— WHAT IS BEING ASKED —
Without changing anything, copy out each entry.

— Excerpts from an interface dataset —
======

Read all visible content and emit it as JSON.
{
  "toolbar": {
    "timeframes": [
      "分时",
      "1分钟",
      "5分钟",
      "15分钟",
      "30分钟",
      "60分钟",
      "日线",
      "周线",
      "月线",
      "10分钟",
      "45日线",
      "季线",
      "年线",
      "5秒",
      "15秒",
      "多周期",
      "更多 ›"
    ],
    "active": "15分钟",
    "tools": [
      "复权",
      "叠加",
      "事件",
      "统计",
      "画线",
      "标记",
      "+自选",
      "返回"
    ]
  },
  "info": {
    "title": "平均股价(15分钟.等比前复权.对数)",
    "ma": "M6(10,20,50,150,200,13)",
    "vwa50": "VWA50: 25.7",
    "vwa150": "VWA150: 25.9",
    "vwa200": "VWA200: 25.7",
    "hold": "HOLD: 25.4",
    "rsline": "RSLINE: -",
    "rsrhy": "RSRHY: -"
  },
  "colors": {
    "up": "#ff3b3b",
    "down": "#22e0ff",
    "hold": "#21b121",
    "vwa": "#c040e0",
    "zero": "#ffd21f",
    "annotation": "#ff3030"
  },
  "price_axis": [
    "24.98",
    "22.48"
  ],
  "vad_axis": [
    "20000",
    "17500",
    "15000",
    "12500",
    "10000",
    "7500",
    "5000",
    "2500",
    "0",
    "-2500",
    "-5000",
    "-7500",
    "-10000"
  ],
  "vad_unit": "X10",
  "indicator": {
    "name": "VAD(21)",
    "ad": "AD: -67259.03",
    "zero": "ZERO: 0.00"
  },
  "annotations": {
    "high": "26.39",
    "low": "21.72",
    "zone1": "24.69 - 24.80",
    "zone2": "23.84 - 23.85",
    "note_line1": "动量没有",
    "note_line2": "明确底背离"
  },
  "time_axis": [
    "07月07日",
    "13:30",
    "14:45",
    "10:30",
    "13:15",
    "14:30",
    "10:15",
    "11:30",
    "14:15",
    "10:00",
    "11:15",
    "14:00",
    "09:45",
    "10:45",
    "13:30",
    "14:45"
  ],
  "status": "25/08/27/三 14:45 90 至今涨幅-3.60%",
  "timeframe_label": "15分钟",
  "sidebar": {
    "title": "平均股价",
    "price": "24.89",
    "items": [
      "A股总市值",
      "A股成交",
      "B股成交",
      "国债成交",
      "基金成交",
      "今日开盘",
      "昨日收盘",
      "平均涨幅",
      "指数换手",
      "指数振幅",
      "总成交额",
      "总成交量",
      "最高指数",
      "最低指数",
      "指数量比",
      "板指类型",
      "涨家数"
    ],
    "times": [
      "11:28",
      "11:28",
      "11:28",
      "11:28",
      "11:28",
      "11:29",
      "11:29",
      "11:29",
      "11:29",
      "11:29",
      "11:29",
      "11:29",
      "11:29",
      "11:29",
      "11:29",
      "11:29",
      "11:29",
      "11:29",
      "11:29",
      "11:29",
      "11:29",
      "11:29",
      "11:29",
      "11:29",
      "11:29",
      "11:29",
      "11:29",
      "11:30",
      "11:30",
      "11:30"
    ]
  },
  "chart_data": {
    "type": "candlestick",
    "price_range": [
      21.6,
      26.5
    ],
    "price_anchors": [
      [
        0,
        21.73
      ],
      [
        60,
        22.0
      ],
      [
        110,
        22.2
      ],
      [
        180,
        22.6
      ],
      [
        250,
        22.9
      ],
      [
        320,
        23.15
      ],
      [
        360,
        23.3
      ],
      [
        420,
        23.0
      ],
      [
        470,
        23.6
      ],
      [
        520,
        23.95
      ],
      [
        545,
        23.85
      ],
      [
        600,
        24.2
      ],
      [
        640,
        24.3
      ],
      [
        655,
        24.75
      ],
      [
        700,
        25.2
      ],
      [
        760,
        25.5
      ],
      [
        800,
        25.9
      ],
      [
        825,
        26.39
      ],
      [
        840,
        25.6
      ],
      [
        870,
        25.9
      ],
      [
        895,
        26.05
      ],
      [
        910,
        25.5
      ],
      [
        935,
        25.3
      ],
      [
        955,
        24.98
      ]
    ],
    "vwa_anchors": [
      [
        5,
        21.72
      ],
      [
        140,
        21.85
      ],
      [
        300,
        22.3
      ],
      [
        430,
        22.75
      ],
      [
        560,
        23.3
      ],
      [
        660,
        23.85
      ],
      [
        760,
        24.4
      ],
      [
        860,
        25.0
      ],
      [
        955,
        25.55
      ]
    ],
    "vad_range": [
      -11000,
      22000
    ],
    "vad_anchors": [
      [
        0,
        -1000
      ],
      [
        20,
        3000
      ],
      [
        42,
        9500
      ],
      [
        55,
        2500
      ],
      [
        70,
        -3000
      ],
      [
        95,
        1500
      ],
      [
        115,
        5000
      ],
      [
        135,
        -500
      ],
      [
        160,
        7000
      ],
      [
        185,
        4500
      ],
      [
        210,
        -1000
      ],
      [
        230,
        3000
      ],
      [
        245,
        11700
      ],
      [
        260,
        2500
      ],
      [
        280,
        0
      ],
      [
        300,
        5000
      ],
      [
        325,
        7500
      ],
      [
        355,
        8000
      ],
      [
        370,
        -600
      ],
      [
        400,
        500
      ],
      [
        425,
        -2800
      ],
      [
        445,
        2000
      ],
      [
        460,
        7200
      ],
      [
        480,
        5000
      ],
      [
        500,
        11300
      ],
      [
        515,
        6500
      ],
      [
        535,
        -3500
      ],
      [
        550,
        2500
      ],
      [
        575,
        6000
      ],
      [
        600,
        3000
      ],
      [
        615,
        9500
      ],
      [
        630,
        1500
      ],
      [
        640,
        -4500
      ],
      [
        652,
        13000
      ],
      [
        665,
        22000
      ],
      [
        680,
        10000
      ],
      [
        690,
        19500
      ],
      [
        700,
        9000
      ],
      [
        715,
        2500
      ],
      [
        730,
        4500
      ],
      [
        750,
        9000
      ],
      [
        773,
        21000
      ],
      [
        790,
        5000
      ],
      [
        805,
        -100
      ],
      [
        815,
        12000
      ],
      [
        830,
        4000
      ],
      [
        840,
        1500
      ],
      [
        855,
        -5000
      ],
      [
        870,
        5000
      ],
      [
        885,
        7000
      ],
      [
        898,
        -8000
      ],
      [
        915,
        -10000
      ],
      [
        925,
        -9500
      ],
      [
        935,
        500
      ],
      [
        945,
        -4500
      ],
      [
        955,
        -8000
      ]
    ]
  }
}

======

— RESULT —
Read all visible content and emit it as JSON.
{
  "toolbar": {
    "timeframes": [
      "分时",
      "1分钟",
      "5分钟",
      "15分钟",
      "30分钟",
      "60分钟",
      "日线",
      "周线",
      "月线",
      "10分钟",
      "45日线",
      "季线",
      "年线",
      "5秒",
      "15秒",
      "多周期",
      "更多 ›"
    ],
    "active": "15分钟",
    "tools": [
      "复权",
      "叠加",
      "事件",
      "统计",
      "画线",
      "标记",
      "+自选",
      "返回"
    ]
  },
  "info": {
    "title": "平均股价(15分钟.等比前复权.对数)",
    "ma": "M6(10,20,50,150,200,13)",
    "vwa50": "VWA50: 25.7",
    "vwa150": "VWA150: 25.9",
    "vwa200": "VWA200: 25.7",
    "hold": "HOLD: 25.4",
    "rsline": "RSLINE: -",
    "rsrhy": "RSRHY: -"
  },
  "colors": {
    "up": "#ff3b3b",
    "down": "#22e0ff",
    "hold": "#21b121",
    "vwa": "#c040e0",
    "zero": "#ffd21f",
    "annotation": "#ff3030"
  },
  "price_axis": [
    "24.98",
    "22.48"
  ],
  "vad_axis": [
    "20000",
    "17500",
    "15000",
    "12500",
    "10000",
    "7500",
    "5000",
    "2500",
    "0",
    "-2500",
    "-5000",
    "-7500",
    "-10000"
  ],
  "vad_unit": "X10",
  "indicator": {
    "name": "VAD(21)",
    "ad": "AD: -67259.03",
    "zero": "ZERO: 0.00"
  },
  "annotations": {
    "high": "26.39",
    "low": "21.72",
    "zone1": "24.69 - 24.80",
    "zone2": "23.84 - 23.85",
    "note_line1": "动量没有",
    "note_line2": "明确底背离"
  },
  "time_axis": [
    "07月07日",
    "13:30",
    "14:45",
    "10:30",
    "13:15",
    "14:30",
    "10:15",
    "11:30",
    "14:15",
    "10:00",
    "11:15",
    "14:00",
    "09:45",
    "10:45",
    "13:30",
    "14:45"
  ],
  "status": "25/08/27/三 14:45 90 至今涨幅-3.60%",
  "timeframe_label": "15分钟",
  "sidebar": {
    "title": "平均股价",
    "price": "24.89",
    "items": [
      "A股总市值",
      "A股成交",
      "B股成交",
      "国债成交",
      "基金成交",
      "今日开盘",
      "昨日收盘",
      "平均涨幅",
      "指数换手",
      "指数振幅",
      "总成交额",
      "总成交量",
      "最高指数",
      "最低指数",
      "指数量比",
      "板指类型",
      "涨家数"
    ],
    "times": [
      "11:28",
      "11:28",
      "11:28",
      "11:28",
      "11:28",
      "11:29",
      "11:29",
      "11:29",
      "11:29",
      "11:29",
      "11:29",
      "11:29",
      "11:29",
      "11:29",
      "11:29",
      "11:29",
      "11:29",
      "11:29",
      "11:29",
      "11:29",
      "11:29",
      "11:29",
      "11:29",
      "11:29",
      "11:29",
      "11:29",
      "11:29",
      "11:30",
      "11:30",
      "11:30"
    ]
  },
  "chart_data": {
    "type": "candlestick",
    "price_range": [
      21.6,
      26.5
    ],
    "price_anchors": [
      [
        0,
        21.73
      ],
      [
        60,
        22.0
      ],
      [
        110,
        22.2
      ],
      [
        180,
        22.6
      ],
      [
        250,
        22.9
      ],
      [
        320,
        23.15
      ],
      [
        360,
        23.3
      ],
      [
        420,
        23.0
      ],
      [
        470,
        23.6
      ],
      [
        520,
        23.95
      ],
      [
        545,
        23.85
      ],
      [
        600,
        24.2
      ],
      [
        640,
        24.3
      ],
      [
        655,
        24.75
      ],
      [
        700,
        25.2
      ],
      [
        760,
        25.5
      ],
      [
        800,
        25.9
      ],
      [
        825,
        26.39
      ],
      [
        840,
        25.6
      ],
      [
        870,
        25.9
      ],
      [
        895,
        26.05
      ],
      [
        910,
        25.5
      ],
      [
        935,
        25.3
      ],
      [
        955,
        24.98
      ]
    ],
    "vwa_anchors": [
      [
        5,
        21.72
      ],
      [
        140,
        21.85
      ],
      [
        300,
        22.3
      ],
      [
        430,
        22.75
      ],
      [
        560,
        23.3
      ],
      [
        660,
        23.85
      ],
      [
        760,
        24.4
      ],
      [
        860,
        25.0
      ],
      [
        955,
        25.55
      ]
    ],
    "vad_range": [
      -11000,
      22000
    ],
    "vad_anchors": [
      [
        0,
        -1000
      ],
      [
        20,
        3000
      ],
      [
        42,
        9500
      ],
      [
        55,
        2500
      ],
      [
        70,
        -3000
      ],
      [
        95,
        1500
      ],
      [
        115,
        5000
      ],
      [
        135,
        -500
      ],
      [
        160,
        7000
      ],
      [
        185,
        4500
      ],
      [
        210,
        -1000
      ],
      [
        230,
        3000
      ],
      [
        245,
        11700
      ],
      [
        260,
        2500
      ],
      [
        280,
        0
      ],
      [
        300,
        5000
      ],
      [
        325,
        7500
      ],
      [
        355,
        8000
      ],
      [
        370,
        -600
      ],
      [
        400,
        500
      ],
      [
        425,
        -2800
      ],
      [
        445,
        2000
      ],
      [
        460,
        7200
      ],
      [
        480,
        5000
      ],
      [
        500,
        11300
      ],
      [
        515,
        6500
      ],
      [
        535,
        -3500
      ],
      [
        550,
        2500
      ],
      [
        575,
        6000
      ],
      [
        600,
        3000
      ],
      [
        615,
        9500
      ],
      [
        630,
        1500
      ],
      [
        640,
        -4500
      ],
      [
        652,
        13000
      ],
      [
        665,
        22000
      ],
      [
        680,
        10000
      ],
      [
        690,
        19500
      ],
      [
        700,
        9000
      ],
      [
        715,
        2500
      ],
      [
        730,
        4500
      ],
      [
        750,
        9000
      ],
      [
        773,
        21000
      ],
      [
        790,
        5000
      ],
      [
        805,
        -100
      ],
      [
        815,
        12000
      ],
      [
        830,
        4000
      ],
      [
        840,
        1500
      ],
      [
        855,
        -5000
      ],
      [
        870,
        5000
      ],
      [
        885,
        7000
      ],
      [
        898,
        -8000
      ],
      [
        915,
        -10000
      ],
      [
        925,
        -9500
      ],
      [
        935,
        500
      ],
      [
        945,
        -4500
      ],
      [
        955,
        -8000
      ]
    ]
  }
}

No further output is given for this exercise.